Public Domain Image via Wikimedia Commons
The Autumnal Equinox marks one of two points in the earth's annual orbit when day and night are both twelve hours long, virtually everywhere on earth. For me, it's a time of reflection, and I can't avoid a certain melancholy as day inexorably gives way to night and the summer draws to a close. Soon, much that was alive will be dead or dormant, and I begin to feel the loss even before it happens. The rate at which daylength changes is fastest at the equinoxes. Here on the 40th parallel, every revolution of the earth costs us another three or four minutes of daylight. The rate of change is more extreme to our north, and dimishes to the south. Indeed, spring is just beginning in the southern hemisphere, but here in the north, we begin our descent towards the darkness of winter.
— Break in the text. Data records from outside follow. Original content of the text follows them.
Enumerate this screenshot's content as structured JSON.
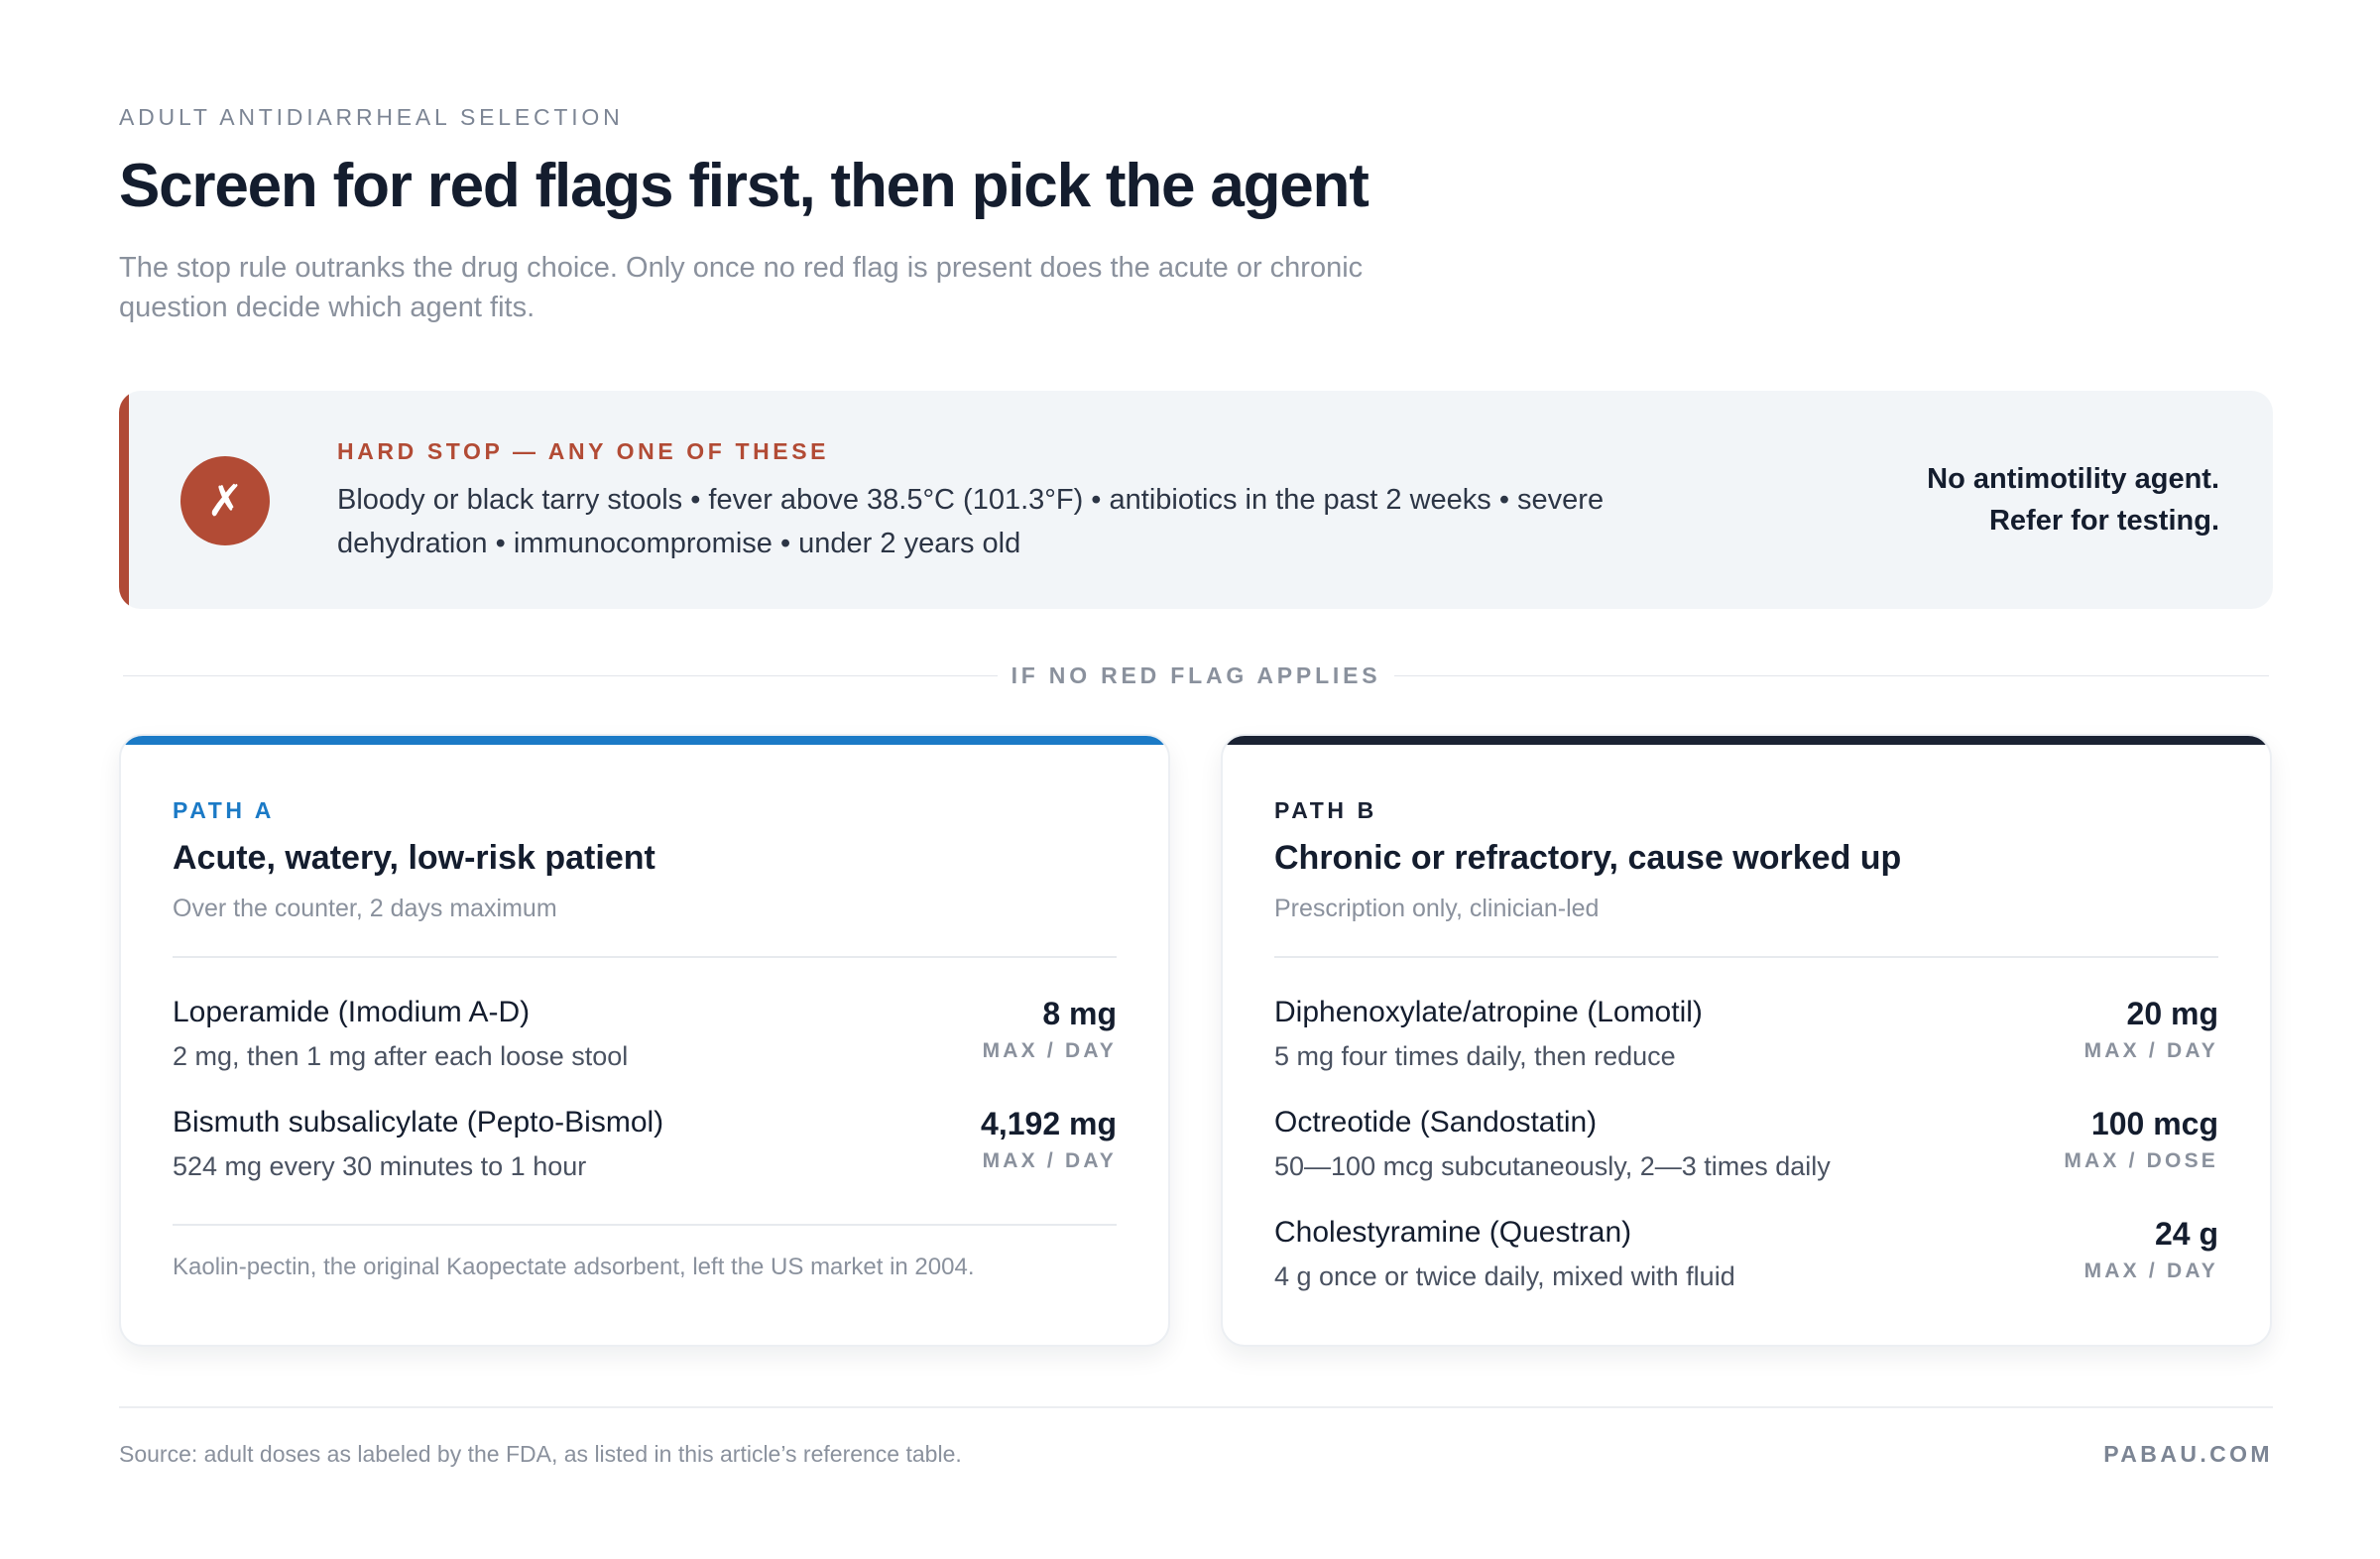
{
  "header": {
    "eyebrow": "ADULT ANTIDIARRHEAL SELECTION",
    "title": "Screen for red flags first, then pick the agent",
    "subtitle": "The stop rule outranks the drug choice. Only once no red flag is present does the acute or chronic question decide which agent fits."
  },
  "hard_stop": {
    "icon": "cross-mark-icon",
    "icon_glyph": "✗",
    "label": "HARD STOP — ANY ONE OF THESE",
    "body": "Bloody or black tarry stools • fever above 38.5°C (101.3°F) • antibiotics in the past 2 weeks • severe dehydration • immunocompromise • under 2 years old",
    "action_line1": "No antimotility agent.",
    "action_line2": "Refer for testing.",
    "accent_color": "#b24b35"
  },
  "divider": {
    "label": "IF NO RED FLAG APPLIES"
  },
  "path_a": {
    "label": "PATH A",
    "title": "Acute, watery, low-risk patient",
    "subtitle": "Over the counter, 2 days maximum",
    "accent_color": "#1b7ac6",
    "drugs": [
      {
        "name": "Loperamide (Imodium A-D)",
        "dose": "2 mg, then 1 mg after each loose stool",
        "max": "8 mg",
        "unit": "MAX / DAY"
      },
      {
        "name": "Bismuth subsalicylate (Pepto-Bismol)",
        "dose": "524 mg every 30 minutes to 1 hour",
        "max": "4,192 mg",
        "unit": "MAX / DAY"
      }
    ],
    "footnote": "Kaolin-pectin, the original Kaopectate adsorbent, left the US market in 2004."
  },
  "path_b": {
    "label": "PATH B",
    "title": "Chronic or refractory, cause worked up",
    "subtitle": "Prescription only, clinician-led",
    "accent_color": "#1a2233",
    "drugs": [
      {
        "name": "Diphenoxylate/atropine (Lomotil)",
        "dose": "5 mg four times daily, then reduce",
        "max": "20 mg",
        "unit": "MAX / DAY"
      },
      {
        "name": "Octreotide (Sandostatin)",
        "dose": "50—100 mcg subcutaneously, 2—3 times daily",
        "max": "100 mcg",
        "unit": "MAX / DOSE"
      },
      {
        "name": "Cholestyramine (Questran)",
        "dose": "4 g once or twice daily, mixed with fluid",
        "max": "24 g",
        "unit": "MAX / DAY"
      }
    ]
  },
  "footer": {
    "source": "Source: adult doses as labeled by the FDA, as listed in this article’s reference table.",
    "brand": "PABAU.COM"
  }
}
At least there's the promise of a new spring on the other side.